I guess some people will just, no matter what, have crap for brains.
CBGB will be missed, and we'll not likely see another place like this for a long time to come ... no one place has had so much influence on American rock and roll.
Legs McNeil remembers the night back in 1975 when he walked into the dingy storefront club perched in the even dingier Bowery neighborhood. The band onstage, four guys in leather jackets and torn jeans, was the Ramones. McNeil sat at a nearby table, watching their set with Lou Reed.
It was unforgettable. But as McNeil would soon discover, it was just a typical night at CBGB's, the club that spawned punk rock while launching the careers of Rock and Roll Hall of Fame inductees Blondie, the Talking Heads and the Ramones.
"Every night was memorable, except I don't remember 'em," said a laughing McNeil, co-author of the punk rock history "Please Kill Me."
After Sunday, memories are all that will remain when the cramped club with its capacity of barely 300 people goes out of business after 33 years. Although its boom years are long gone, CBGB's remained a Manhattan music scene fixture: part museum, part barroom, home to more than a few rock and roll ghosts.

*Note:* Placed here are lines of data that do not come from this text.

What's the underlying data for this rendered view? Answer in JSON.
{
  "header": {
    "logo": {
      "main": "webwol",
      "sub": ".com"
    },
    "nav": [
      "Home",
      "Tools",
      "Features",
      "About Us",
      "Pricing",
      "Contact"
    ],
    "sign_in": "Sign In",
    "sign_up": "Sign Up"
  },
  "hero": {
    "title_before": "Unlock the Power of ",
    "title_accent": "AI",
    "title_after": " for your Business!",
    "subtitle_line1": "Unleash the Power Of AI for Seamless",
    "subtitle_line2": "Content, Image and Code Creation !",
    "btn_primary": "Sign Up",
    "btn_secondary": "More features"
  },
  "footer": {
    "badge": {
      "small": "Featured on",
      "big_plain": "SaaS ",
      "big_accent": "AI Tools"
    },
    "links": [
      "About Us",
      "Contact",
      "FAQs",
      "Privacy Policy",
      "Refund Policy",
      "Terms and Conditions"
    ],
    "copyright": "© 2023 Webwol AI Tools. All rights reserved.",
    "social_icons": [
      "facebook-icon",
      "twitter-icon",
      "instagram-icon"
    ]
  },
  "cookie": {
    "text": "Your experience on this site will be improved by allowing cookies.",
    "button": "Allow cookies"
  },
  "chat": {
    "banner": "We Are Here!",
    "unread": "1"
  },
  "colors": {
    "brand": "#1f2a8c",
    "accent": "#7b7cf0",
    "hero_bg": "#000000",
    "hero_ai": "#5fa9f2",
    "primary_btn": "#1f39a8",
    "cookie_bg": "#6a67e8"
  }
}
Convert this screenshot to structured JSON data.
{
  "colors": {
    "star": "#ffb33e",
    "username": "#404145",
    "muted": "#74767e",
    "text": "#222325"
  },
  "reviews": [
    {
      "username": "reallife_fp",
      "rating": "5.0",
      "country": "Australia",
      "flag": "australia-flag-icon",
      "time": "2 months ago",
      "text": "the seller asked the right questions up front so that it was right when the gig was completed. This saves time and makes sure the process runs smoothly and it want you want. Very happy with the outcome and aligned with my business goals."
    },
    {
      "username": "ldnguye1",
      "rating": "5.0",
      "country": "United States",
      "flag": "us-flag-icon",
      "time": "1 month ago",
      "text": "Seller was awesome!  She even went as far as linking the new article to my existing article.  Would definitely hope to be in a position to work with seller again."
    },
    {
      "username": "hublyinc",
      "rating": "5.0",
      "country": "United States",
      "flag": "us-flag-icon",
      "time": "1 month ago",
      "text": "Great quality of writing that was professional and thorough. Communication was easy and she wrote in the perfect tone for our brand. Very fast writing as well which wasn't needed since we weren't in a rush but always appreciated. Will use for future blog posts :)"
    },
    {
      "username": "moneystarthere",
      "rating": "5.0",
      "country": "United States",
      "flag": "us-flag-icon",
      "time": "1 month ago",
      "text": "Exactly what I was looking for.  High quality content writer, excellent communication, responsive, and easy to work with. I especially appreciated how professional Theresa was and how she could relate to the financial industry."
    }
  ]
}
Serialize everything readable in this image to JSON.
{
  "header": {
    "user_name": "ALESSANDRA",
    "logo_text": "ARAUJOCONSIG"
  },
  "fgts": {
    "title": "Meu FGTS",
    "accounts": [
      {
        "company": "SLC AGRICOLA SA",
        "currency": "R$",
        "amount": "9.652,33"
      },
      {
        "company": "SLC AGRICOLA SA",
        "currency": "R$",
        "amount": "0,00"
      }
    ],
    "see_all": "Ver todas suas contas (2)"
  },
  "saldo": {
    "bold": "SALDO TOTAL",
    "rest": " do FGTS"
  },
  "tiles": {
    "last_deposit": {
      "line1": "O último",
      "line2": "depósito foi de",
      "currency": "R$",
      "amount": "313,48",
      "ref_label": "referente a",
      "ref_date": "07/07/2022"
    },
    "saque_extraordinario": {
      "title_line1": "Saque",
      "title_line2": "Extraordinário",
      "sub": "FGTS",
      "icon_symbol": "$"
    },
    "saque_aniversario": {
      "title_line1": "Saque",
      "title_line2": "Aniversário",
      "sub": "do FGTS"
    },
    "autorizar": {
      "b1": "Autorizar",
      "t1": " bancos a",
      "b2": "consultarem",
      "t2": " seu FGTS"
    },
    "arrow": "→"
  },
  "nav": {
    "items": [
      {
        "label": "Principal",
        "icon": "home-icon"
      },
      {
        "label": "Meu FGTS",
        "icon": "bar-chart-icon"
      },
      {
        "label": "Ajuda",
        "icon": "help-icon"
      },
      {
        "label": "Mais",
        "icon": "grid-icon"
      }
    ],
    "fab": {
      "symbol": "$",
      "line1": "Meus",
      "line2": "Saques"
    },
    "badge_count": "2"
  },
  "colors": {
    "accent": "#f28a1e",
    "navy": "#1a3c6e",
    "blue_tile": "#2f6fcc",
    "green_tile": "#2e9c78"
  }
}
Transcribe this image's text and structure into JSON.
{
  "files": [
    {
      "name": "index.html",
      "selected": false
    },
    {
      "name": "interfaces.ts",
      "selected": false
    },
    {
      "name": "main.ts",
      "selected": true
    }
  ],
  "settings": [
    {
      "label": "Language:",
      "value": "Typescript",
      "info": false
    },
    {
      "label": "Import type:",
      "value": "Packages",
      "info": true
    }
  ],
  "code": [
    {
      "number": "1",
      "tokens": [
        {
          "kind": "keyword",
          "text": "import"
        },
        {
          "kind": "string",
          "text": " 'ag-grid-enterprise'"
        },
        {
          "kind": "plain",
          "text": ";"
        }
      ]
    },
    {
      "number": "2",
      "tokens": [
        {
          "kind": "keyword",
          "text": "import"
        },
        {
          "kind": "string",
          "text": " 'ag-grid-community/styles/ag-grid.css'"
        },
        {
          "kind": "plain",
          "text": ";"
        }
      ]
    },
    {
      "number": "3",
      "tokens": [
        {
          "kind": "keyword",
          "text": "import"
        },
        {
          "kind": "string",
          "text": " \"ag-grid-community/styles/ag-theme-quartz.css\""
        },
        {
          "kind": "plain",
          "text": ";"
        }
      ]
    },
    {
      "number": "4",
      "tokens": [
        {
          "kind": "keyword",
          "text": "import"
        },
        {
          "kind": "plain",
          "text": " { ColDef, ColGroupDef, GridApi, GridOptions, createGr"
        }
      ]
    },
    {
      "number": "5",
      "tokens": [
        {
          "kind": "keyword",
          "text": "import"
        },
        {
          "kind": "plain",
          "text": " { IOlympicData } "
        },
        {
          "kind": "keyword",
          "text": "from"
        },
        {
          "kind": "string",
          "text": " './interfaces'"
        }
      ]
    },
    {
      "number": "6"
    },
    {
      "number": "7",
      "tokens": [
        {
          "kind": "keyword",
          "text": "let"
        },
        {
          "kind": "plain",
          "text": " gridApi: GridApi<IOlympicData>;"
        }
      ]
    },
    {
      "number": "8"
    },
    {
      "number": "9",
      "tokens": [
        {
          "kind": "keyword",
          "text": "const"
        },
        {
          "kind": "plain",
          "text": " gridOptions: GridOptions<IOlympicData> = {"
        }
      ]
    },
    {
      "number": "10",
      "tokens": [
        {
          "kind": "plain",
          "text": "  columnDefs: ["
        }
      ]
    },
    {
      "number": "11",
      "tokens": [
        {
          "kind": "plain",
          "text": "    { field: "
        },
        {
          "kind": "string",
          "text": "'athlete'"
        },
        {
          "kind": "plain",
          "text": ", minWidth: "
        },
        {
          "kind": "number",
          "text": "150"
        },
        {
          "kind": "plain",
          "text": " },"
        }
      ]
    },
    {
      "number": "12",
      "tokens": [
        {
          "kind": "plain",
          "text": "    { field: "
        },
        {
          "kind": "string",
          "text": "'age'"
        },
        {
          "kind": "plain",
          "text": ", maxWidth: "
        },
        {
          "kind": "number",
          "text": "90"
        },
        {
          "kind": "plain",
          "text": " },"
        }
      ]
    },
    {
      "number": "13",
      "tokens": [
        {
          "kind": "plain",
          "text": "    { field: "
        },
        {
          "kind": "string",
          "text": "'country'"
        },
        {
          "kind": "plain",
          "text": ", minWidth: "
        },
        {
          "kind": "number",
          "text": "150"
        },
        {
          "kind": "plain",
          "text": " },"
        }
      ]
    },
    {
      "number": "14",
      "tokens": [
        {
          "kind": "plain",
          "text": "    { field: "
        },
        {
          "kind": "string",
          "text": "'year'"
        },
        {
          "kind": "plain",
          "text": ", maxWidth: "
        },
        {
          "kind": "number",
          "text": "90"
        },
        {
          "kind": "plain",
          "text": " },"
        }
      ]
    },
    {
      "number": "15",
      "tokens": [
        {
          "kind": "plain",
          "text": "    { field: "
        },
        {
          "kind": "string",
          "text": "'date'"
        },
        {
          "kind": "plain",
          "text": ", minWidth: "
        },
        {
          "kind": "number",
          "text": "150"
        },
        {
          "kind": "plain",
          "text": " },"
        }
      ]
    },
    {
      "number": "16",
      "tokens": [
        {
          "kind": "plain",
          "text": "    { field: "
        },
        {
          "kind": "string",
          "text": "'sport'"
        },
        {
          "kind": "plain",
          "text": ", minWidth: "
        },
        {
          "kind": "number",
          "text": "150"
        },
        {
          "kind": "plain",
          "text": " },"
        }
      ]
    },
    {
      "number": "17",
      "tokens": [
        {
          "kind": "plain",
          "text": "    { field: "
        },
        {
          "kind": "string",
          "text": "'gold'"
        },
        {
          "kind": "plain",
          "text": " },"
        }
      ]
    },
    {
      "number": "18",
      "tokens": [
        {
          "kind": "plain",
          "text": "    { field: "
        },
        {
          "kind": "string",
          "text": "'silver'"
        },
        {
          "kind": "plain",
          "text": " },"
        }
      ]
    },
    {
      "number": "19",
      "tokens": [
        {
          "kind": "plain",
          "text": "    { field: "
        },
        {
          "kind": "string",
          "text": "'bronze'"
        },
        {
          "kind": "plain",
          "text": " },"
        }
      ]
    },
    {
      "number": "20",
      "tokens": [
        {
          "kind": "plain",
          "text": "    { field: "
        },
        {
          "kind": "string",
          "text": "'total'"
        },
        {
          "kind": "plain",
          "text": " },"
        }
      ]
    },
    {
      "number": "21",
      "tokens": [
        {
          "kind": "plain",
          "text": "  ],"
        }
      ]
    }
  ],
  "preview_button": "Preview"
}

Check their website out, while you can ... and see if you can name the artists pictured without having to look at the website.